In another studio, in another building, we also launched a brand new late night show. I went over to watch it get underway:

Rob is the guy on the right. He’s actually studying standup comedy as a major. We had a nice chat about it. He’s a smart young man. Going to be a great show.

And for the year so far that makes three new shows we’ve launched. These are full time students, and all of the productions are entirely student run. We’ve assembled three new crews and put together three new shows, in addition to three pre-existing shows. Not bad for being in a new facility and the students having to deal with me and every other thing.

Feb 17

The cuffs were stained, and it got stinky

From time to time a student asks to interview me about something or other as part of a class project. I try to be a difficult interview, thinking maybe the word will get out and people will stop asking.

I don’t actually act like a bad interview subject. I try to be helpful while they’re learning their craft, but the thought always occurs to me: I could derail this. I could send this off in an entirely different direction.
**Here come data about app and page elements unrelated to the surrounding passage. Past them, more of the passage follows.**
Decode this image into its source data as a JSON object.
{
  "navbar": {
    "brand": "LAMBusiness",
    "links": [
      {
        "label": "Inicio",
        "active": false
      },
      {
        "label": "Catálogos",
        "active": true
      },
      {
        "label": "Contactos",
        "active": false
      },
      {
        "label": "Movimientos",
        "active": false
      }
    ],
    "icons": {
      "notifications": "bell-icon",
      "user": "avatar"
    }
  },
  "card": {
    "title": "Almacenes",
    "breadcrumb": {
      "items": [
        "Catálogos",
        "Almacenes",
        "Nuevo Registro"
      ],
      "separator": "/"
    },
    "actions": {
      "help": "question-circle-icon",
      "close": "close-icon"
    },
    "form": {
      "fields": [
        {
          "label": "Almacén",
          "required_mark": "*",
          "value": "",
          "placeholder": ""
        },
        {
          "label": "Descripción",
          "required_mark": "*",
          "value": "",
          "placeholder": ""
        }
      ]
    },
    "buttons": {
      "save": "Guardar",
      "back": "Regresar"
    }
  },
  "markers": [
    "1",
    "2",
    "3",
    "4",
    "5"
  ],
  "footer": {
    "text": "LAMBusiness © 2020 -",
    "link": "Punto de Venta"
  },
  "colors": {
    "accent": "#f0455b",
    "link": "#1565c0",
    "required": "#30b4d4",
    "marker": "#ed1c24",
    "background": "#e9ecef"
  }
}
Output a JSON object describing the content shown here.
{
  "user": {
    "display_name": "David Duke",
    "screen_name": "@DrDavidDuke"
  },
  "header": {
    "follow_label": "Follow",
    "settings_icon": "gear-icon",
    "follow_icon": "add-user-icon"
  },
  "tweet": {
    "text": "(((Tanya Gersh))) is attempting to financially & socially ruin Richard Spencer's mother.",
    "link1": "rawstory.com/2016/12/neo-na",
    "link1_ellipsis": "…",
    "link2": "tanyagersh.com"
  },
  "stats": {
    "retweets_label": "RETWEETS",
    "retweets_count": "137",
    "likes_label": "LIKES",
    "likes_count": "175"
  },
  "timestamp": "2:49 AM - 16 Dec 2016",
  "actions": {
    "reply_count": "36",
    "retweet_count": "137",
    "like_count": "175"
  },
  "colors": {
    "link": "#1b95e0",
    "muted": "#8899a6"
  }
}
But they’re going to get that experience soon enough.

Today I got interviewed as part of a magazine writing exercise about the importance of clothes. It seemed an unusual topic, what clothes are important to you. So I thought, for whatever reason, about outerwear. This jacket, that coat and so on. I guess because it has been cold, I was thinking of the things that help keep you warm. Somewhere in there I mentioned this old denim jacket I had as a kid. Denim, which has made a comeback once more, was a big status symbol back then. And of course the interviewer seized on this as her topic.

I didn’t have a denim jacket for the longest time, because they were expensive and we didn’t have that kind of money. But finally, for Christmas one year, I got one. It was, I told my interviewer, an off-brand and it was probably about 15 minutes after denim was the thing, but I loved it. Loved it. I wore that jacket constantly. Day, night, overnight. And I suppose I just eventually physically outgrew it. But I remember the joy of the gift and the smell of the jacket. And it wasn’t a good smell, because I wore it constantly and I was a little boy. My mom had to wait until I went to sleep and then took the jacket off of me to wash the thing.

The interviewer asked good questions, as I imagined she would. Made me really think of my answers. It became an almost psychological exercise.

Afterward, I sent my mom a text, telling her about this interview. I figured she’d have a funny anecdote for me that I could pass along to my interviewer and we’d all have a good laugh. She didn’t remember the jacket.

In her defense, it was a few decades ago.

Also, when I was little, The Count always scared me. (I was a sensitive child.) But Brielle doesn’t have this problem. Plus, she’s adorable, and knows her stuff:

In the studio this evening, the sports show took over. David and Griffin are going places:

We’ll get to say we knew them back when. They do such great work. But you could say that about a lot of people around here.

And this: